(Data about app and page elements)
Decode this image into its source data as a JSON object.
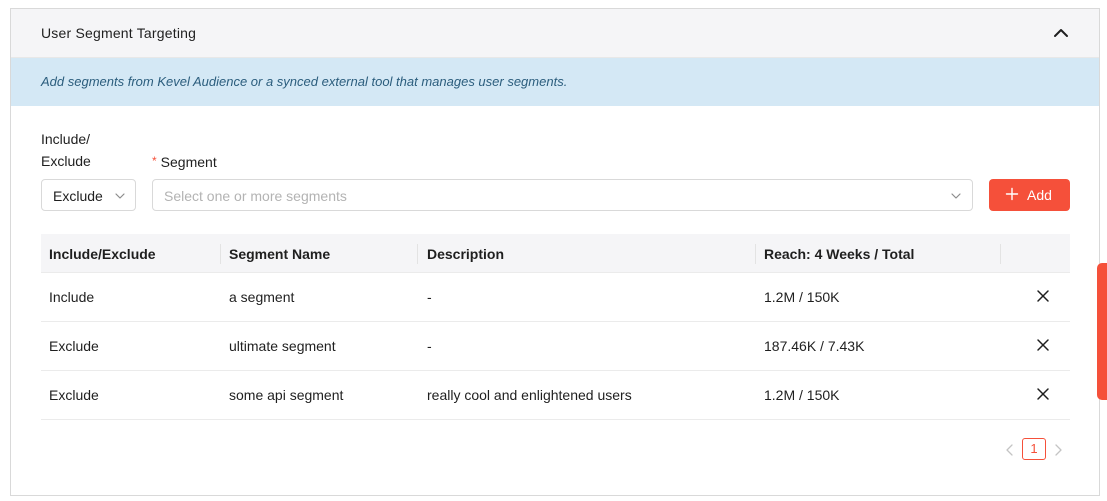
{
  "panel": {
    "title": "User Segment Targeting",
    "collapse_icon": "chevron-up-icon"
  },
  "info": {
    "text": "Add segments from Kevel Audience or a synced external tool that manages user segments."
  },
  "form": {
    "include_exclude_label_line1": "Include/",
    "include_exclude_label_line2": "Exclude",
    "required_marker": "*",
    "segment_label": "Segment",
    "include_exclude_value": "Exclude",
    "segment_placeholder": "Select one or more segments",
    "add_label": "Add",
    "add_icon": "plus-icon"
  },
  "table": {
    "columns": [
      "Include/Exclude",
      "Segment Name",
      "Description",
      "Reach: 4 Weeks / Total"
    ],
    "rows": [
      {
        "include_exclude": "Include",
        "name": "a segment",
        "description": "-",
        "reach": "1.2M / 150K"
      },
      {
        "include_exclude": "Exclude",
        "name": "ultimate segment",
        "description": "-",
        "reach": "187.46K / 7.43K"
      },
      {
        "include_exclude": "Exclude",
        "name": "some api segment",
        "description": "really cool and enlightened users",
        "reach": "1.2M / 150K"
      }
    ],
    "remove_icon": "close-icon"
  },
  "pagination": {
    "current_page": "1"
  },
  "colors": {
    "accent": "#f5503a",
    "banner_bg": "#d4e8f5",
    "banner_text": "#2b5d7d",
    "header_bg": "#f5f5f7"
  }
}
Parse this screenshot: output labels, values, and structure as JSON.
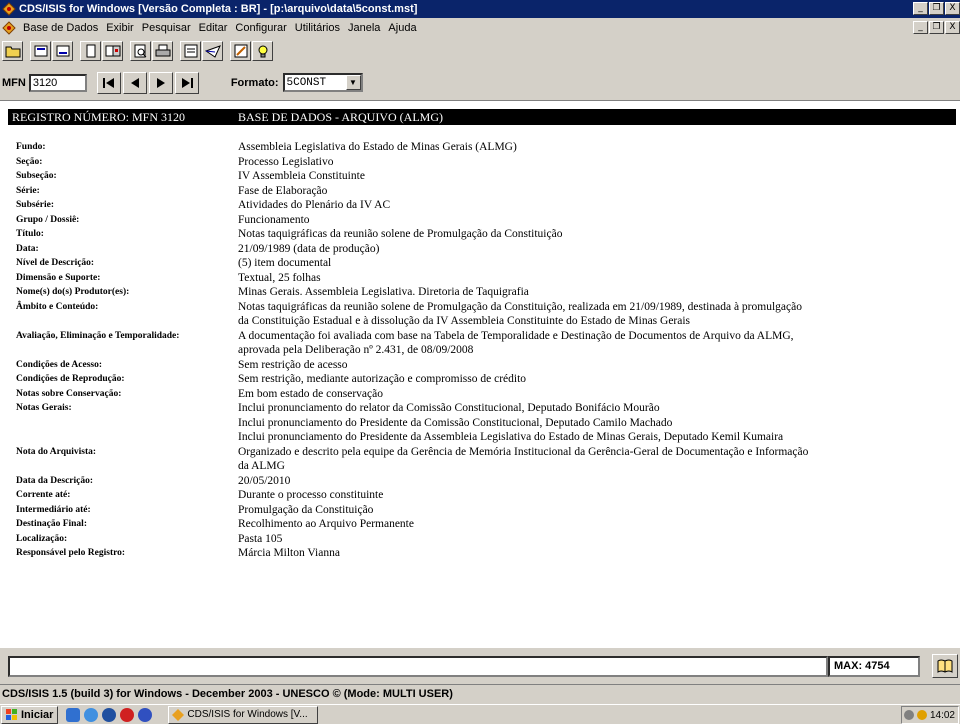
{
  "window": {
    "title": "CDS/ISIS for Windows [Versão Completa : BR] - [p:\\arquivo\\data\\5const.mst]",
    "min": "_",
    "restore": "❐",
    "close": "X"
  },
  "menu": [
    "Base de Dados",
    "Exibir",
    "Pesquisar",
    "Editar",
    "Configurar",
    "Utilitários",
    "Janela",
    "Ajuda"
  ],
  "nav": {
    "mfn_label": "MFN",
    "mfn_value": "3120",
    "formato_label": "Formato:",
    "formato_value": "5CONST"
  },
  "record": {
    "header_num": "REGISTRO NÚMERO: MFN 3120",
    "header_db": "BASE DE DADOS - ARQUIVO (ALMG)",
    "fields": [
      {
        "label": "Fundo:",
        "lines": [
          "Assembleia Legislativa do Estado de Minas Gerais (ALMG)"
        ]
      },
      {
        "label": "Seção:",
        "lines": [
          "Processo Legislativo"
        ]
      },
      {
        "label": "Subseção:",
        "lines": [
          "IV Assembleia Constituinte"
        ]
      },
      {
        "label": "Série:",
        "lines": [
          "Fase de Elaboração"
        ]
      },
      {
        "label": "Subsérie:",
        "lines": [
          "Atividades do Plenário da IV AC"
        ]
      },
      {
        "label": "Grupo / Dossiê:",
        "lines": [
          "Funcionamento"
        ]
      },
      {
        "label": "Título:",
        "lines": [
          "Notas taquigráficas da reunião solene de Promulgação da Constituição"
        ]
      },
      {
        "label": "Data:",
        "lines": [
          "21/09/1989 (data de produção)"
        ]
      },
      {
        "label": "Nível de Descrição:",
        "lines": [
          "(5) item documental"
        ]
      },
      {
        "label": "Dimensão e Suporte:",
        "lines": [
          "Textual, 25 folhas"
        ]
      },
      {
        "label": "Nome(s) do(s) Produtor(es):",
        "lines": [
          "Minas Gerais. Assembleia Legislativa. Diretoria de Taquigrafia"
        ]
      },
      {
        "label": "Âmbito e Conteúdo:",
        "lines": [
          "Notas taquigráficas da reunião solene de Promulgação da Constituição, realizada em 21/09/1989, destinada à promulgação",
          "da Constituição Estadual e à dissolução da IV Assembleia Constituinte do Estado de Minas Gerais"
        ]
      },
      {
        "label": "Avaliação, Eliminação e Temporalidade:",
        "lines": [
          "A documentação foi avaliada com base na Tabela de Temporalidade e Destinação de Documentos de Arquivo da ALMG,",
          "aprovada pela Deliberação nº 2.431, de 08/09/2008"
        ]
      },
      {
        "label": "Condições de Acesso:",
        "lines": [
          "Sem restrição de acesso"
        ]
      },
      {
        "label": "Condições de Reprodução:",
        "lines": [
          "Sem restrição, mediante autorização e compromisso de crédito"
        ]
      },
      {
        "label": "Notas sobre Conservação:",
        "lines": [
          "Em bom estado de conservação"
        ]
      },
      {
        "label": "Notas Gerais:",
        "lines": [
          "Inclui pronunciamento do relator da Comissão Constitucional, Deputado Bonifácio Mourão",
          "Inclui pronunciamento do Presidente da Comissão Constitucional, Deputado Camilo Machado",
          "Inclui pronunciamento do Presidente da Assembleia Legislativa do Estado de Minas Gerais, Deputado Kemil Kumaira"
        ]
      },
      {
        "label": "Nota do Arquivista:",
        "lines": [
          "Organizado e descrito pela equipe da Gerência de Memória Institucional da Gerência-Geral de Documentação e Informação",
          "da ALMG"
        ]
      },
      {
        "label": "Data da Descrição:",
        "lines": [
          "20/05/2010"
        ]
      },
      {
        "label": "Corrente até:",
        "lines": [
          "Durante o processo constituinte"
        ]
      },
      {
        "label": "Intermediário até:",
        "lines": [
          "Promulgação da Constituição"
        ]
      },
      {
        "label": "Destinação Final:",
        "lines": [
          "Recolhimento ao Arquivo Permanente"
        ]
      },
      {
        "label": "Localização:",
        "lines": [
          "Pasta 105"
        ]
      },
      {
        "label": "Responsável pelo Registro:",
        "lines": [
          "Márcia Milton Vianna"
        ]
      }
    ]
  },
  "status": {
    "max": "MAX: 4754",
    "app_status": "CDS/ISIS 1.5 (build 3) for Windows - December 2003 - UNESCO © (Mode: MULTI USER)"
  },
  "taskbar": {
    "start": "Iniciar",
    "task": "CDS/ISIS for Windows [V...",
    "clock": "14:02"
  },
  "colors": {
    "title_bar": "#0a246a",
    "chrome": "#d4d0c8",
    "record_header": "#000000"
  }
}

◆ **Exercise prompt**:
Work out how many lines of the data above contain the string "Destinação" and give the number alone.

◆ **Result for this task**:
2